Applications for OptomCAS are reviewed on a rolling basis. We recommend applying as early in the cycle as possible. 

Primary Applications

Optometry Primary Application:

  • Centralized Application Service: OptomCAS – Optometry Centralized Application Service
  • Number of Participating Schools: All 23 optometry programs in the U.S. participate in OptomCAS
  • Cost: $165 which includes one optometry program designation. Each additional school is $65.
  • Fee Assistance? No fee waivers for OptomCAS are available at this time.
  • Personal Statement Prompt: OptomCAS essay prompts may be different based on the individual program. However, the main essay prompt for most optometry programs is: “Please describe what inspires your decision for becoming an optometrist, including your preparation for training in this profession, your aptitude and motivation, the basis for your interest in optometry, and your future career goals.” – 4,500 character limit
  • Application Timing: Students will apply in the summer of the year preceding their planned matriculation. The OptomCAS cycle opens late June.
  • Resources:

Secondary Applications

Almost all optometry schools require a secondary, or supplemental, application. Some schools will require you to submit a supplemental application and fee directly to the institution, while others may give you access to the secondary material immediately after you designate them in OptomCAS. Secondary applications for optometry school often involve one or several essay questions and a fee. A two-week turn around on secondary applications is recommended from the time your receive them. You should research the requirements of each individual school to determine if they require a supplemental application and if there will be any additional application fees.

Recommendation Letters

Optometry schools typically require between 3-4 recommendation letters. At least one of your letters be from a science faculty member and one be from a PI or research supervisor (if you participated in research). Some programs may require a letter from a optometrist. The other letters should be made up of professional references who can write compellingly about your personal qualities that will contribute to a successful career in optometry. Students should check each school’s requirements to ensure you have the required letters. See the OptomCAS Programs Letter Requirements page for individual program requirements.

Interviews

The interview is one of the most important elements in the healthcare professions application process. When a school invites you to an interview, they are indicating an interest in selecting you for their school based on your application. The interview gives both of you the opportunity to exchange information to determine if you are a good “fit” for each other.

Pharmacy schools require personal interviews with applicants to assess qualities such as self-confidence, interpersonal skills, and ability to overcome challenges. Be prepared to discuss why you wish to pursue a career in pharmacy and the experiences that have motivated you. 

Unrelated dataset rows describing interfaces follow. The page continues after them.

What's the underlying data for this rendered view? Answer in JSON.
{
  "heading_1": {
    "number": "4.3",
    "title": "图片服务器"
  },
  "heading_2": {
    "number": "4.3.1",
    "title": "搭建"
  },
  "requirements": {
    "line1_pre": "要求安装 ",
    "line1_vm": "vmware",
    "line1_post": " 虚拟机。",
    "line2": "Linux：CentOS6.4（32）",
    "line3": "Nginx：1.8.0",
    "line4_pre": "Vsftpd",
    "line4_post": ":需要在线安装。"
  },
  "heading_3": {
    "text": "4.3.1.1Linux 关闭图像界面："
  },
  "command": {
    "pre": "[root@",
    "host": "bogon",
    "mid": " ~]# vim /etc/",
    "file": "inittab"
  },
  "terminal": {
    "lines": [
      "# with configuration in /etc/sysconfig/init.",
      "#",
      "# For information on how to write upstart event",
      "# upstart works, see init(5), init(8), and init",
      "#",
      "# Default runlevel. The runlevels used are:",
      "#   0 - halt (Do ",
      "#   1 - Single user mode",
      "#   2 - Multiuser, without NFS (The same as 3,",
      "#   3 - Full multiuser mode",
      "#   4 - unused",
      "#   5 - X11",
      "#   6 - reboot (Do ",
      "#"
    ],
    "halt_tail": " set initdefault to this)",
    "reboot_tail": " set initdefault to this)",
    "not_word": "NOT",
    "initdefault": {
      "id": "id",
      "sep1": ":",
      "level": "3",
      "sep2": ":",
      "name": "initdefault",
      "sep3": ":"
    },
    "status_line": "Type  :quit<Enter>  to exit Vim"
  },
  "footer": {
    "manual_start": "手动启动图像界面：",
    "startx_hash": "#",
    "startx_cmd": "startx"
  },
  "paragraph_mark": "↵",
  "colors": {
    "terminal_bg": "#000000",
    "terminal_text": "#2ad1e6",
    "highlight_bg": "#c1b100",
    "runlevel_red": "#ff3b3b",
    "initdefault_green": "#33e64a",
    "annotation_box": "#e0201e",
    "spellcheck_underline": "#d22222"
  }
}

What to Expect at an Optometry School Interview

The interview is one of the most important elements in the healthcare professions application process. When a school invites you to an interview, they are indicating an interest in selecting you for their school based on your application. The interview gives both of you the opportunity to exchange information to determine if you are a good “fit” for each other.

Pharmacy schools require personal interviews with applicants to assess qualities such as self-confidence, interpersonal skills, and ability to overcome challenges. Be prepared to discuss why you wish to pursue a career in pharmacy and the experiences that have motivated you. 

How to Prepare

Your interview prep should be different based on the type of interview the school employs. In general, you should always:

  • Review your application materials (including activities log, personal statement, and essays) and be prepared to discuss them in detail.
  • Brush up on current events in healthcare and in your profession specifically.
  • Research the school. Do an in-depth review of the school’s website and any additional materials you have. Remember, the interview is your chance to show them why you are a good fit for that particular program.

Resources